(Excerpts from an interface dataset)
Start of Block
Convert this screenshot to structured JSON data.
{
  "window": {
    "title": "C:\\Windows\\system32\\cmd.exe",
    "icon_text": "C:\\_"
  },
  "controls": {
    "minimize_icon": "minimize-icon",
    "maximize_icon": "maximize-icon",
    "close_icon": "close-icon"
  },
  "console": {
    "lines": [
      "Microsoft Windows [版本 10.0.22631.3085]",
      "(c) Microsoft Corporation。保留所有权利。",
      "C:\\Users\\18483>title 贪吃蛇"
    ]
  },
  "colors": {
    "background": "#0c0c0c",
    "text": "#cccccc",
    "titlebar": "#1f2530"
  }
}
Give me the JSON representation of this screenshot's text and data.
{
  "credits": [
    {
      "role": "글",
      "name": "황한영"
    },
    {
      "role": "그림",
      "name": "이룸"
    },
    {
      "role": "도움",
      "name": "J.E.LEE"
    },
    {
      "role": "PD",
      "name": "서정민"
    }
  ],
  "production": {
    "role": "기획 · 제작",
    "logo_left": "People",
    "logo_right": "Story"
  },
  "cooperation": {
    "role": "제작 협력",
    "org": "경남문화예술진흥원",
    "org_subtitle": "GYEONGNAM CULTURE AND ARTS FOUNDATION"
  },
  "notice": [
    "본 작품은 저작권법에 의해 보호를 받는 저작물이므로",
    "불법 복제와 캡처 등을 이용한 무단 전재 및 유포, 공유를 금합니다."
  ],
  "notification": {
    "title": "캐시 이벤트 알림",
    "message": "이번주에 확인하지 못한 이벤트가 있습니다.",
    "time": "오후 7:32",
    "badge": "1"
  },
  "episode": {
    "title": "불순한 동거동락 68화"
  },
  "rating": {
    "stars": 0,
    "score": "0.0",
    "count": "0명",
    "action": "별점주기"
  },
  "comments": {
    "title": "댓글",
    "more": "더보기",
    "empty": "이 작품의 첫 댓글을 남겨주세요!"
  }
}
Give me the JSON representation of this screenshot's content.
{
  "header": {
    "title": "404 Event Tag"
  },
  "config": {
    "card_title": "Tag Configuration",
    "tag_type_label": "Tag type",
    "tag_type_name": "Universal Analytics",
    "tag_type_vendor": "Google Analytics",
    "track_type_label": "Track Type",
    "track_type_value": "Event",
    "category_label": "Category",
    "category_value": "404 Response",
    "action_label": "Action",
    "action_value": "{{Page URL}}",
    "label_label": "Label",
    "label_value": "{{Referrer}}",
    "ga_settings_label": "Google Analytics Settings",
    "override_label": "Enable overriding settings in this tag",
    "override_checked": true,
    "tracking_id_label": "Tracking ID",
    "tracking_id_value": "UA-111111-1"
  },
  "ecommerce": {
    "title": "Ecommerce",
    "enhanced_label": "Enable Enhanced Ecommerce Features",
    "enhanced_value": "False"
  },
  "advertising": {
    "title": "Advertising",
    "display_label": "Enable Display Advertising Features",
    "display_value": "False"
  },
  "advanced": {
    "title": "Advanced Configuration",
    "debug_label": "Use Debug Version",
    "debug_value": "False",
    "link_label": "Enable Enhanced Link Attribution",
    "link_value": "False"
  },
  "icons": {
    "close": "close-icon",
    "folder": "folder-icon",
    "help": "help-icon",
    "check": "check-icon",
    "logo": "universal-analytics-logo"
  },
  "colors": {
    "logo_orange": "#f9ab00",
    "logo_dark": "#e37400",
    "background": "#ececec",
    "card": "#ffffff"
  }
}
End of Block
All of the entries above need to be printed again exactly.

Convert this screenshot to structured JSON data.
{
  "window": {
    "title": "C:\\Windows\\system32\\cmd.exe",
    "icon_text": "C:\\_"
  },
  "controls": {
    "minimize_icon": "minimize-icon",
    "maximize_icon": "maximize-icon",
    "close_icon": "close-icon"
  },
  "console": {
    "lines": [
      "Microsoft Windows [版本 10.0.22631.3085]",
      "(c) Microsoft Corporation。保留所有权利。",
      "C:\\Users\\18483>title 贪吃蛇"
    ]
  },
  "colors": {
    "background": "#0c0c0c",
    "text": "#cccccc",
    "titlebar": "#1f2530"
  }
}
Give me the JSON representation of this screenshot's text and data.
{
  "credits": [
    {
      "role": "글",
      "name": "황한영"
    },
    {
      "role": "그림",
      "name": "이룸"
    },
    {
      "role": "도움",
      "name": "J.E.LEE"
    },
    {
      "role": "PD",
      "name": "서정민"
    }
  ],
  "production": {
    "role": "기획 · 제작",
    "logo_left": "People",
    "logo_right": "Story"
  },
  "cooperation": {
    "role": "제작 협력",
    "org": "경남문화예술진흥원",
    "org_subtitle": "GYEONGNAM CULTURE AND ARTS FOUNDATION"
  },
  "notice": [
    "본 작품은 저작권법에 의해 보호를 받는 저작물이므로",
    "불법 복제와 캡처 등을 이용한 무단 전재 및 유포, 공유를 금합니다."
  ],
  "notification": {
    "title": "캐시 이벤트 알림",
    "message": "이번주에 확인하지 못한 이벤트가 있습니다.",
    "time": "오후 7:32",
    "badge": "1"
  },
  "episode": {
    "title": "불순한 동거동락 68화"
  },
  "rating": {
    "stars": 0,
    "score": "0.0",
    "count": "0명",
    "action": "별점주기"
  },
  "comments": {
    "title": "댓글",
    "more": "더보기",
    "empty": "이 작품의 첫 댓글을 남겨주세요!"
  }
}
Give me the JSON representation of this screenshot's content.
{
  "header": {
    "title": "404 Event Tag"
  },
  "config": {
    "card_title": "Tag Configuration",
    "tag_type_label": "Tag type",
    "tag_type_name": "Universal Analytics",
    "tag_type_vendor": "Google Analytics",
    "track_type_label": "Track Type",
    "track_type_value": "Event",
    "category_label": "Category",
    "category_value": "404 Response",
    "action_label": "Action",
    "action_value": "{{Page URL}}",
    "label_label": "Label",
    "label_value": "{{Referrer}}",
    "ga_settings_label": "Google Analytics Settings",
    "override_label": "Enable overriding settings in this tag",
    "override_checked": true,
    "tracking_id_label": "Tracking ID",
    "tracking_id_value": "UA-111111-1"
  },
  "ecommerce": {
    "title": "Ecommerce",
    "enhanced_label": "Enable Enhanced Ecommerce Features",
    "enhanced_value": "False"
  },
  "advertising": {
    "title": "Advertising",
    "display_label": "Enable Display Advertising Features",
    "display_value": "False"
  },
  "advanced": {
    "title": "Advanced Configuration",
    "debug_label": "Use Debug Version",
    "debug_value": "False",
    "link_label": "Enable Enhanced Link Attribution",
    "link_value": "False"
  },
  "icons": {
    "close": "close-icon",
    "folder": "folder-icon",
    "help": "help-icon",
    "check": "check-icon",
    "logo": "universal-analytics-logo"
  },
  "colors": {
    "logo_orange": "#f9ab00",
    "logo_dark": "#e37400",
    "background": "#ececec",
    "card": "#ffffff"
  }
}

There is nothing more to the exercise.